## WORK INSTRUCTIONS
Across the whole listing, copy out every line that includes the string "this".

(EXERCISE MATERIALS begins)

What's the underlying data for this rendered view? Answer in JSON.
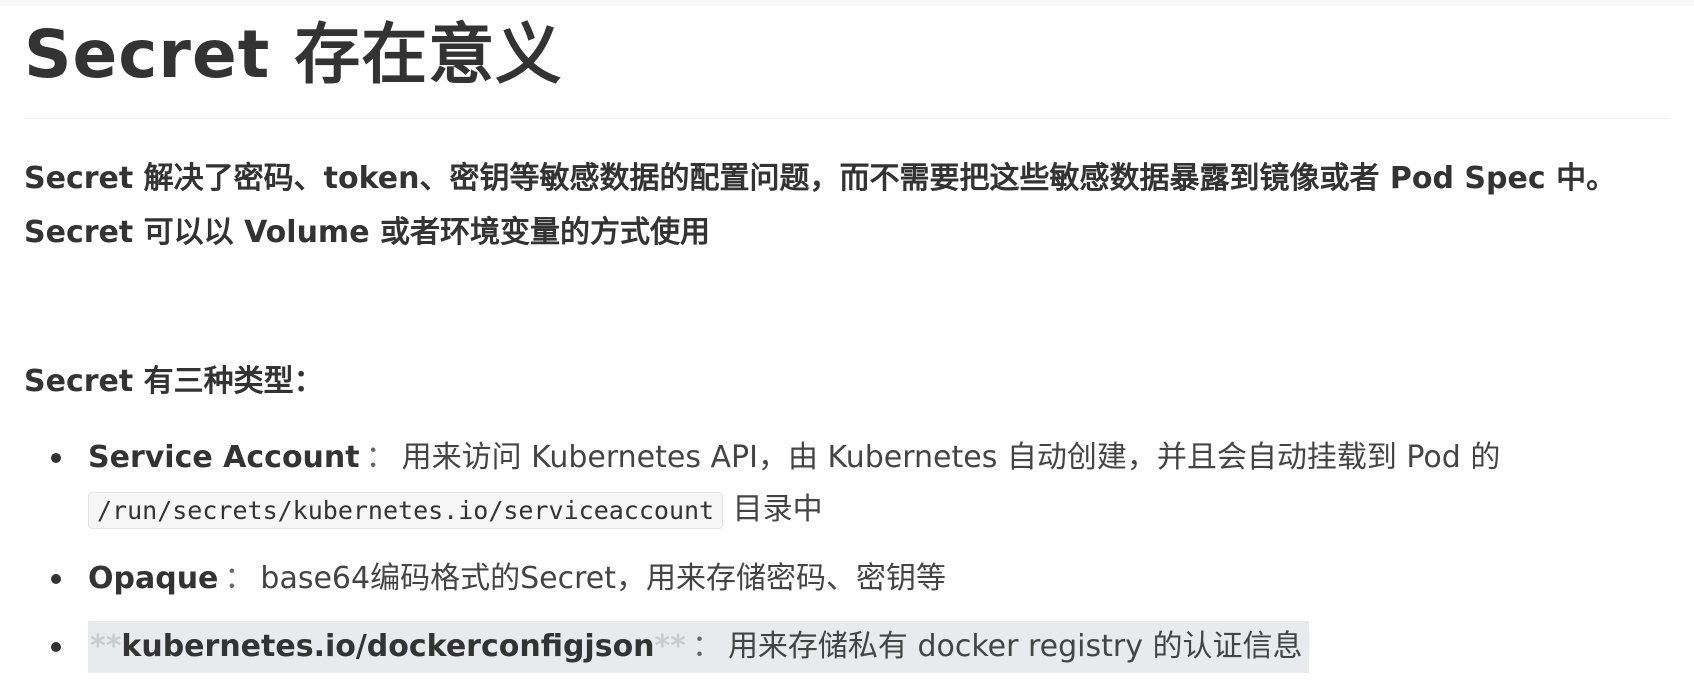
{
  "heading": "Secret 存在意义",
  "intro": "Secret 解决了密码、token、密钥等敏感数据的配置问题，而不需要把这些敏感数据暴露到镜像或者 Pod Spec 中。Secret 可以以 Volume 或者环境变量的方式使用",
  "types_title": "Secret 有三种类型：",
  "types": [
    {
      "term": "Service Account",
      "separator": "：",
      "description": "用来访问 Kubernetes API，由 Kubernetes 自动创建，并且会自动挂载到 Pod 的",
      "code": "/run/secrets/kubernetes.io/serviceaccount",
      "suffix": "目录中"
    },
    {
      "term": "Opaque",
      "separator": "：",
      "description": "base64编码格式的Secret，用来存储密码、密钥等"
    },
    {
      "prefix_marks": "**",
      "term": "kubernetes.io/dockerconfigjson",
      "suffix_marks": "**",
      "separator": "：",
      "description": "用来存储私有 docker registry 的认证信息"
    }
  ]
}
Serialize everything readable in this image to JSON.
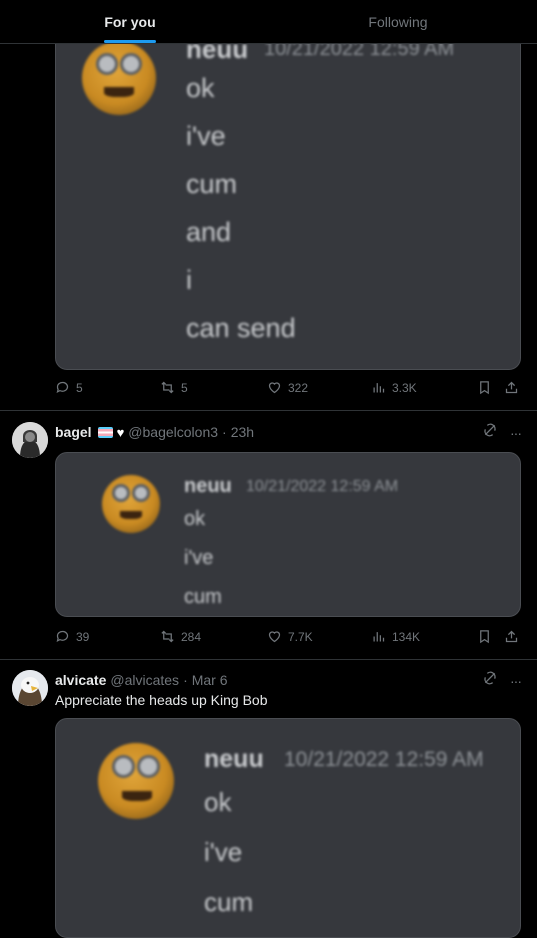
{
  "tabs": {
    "for_you": "For you",
    "following": "Following"
  },
  "message": {
    "author": "neuu",
    "timestamp": "10/21/2022 12:59 AM"
  },
  "post1": {
    "lines": [
      "ok",
      "i've",
      "cum",
      "and",
      "i",
      "can send"
    ],
    "timestamp": "10/21/2022 12:59 AM",
    "stats": {
      "replies": "5",
      "reposts": "5",
      "likes": "322",
      "views": "3.3K"
    }
  },
  "post2": {
    "username": "bagel",
    "handle": "@bagelcolon3",
    "time": "23h",
    "lines": [
      "ok",
      "i've",
      "cum"
    ],
    "stats": {
      "replies": "39",
      "reposts": "284",
      "likes": "7.7K",
      "views": "134K"
    }
  },
  "post3": {
    "username": "alvicate",
    "handle": "@alvicates",
    "time": "Mar 6",
    "text": "Appreciate the heads up King Bob",
    "lines": [
      "ok",
      "i've",
      "cum"
    ]
  },
  "separator": "·",
  "more": "···",
  "colors": {
    "accent": "#1d9bf0",
    "card": "#36383d",
    "muted": "#71767b",
    "text": "#e7e9ea"
  },
  "icons": [
    "reply-icon",
    "repost-icon",
    "like-icon",
    "views-icon",
    "bookmark-icon",
    "share-icon",
    "grok-icon",
    "more-icon"
  ]
}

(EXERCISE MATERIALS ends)

## WRITTEN SOLUTION
What's the underlying data for this rendered view? Answer in JSON.
Serialize everything readable in this image to JSON.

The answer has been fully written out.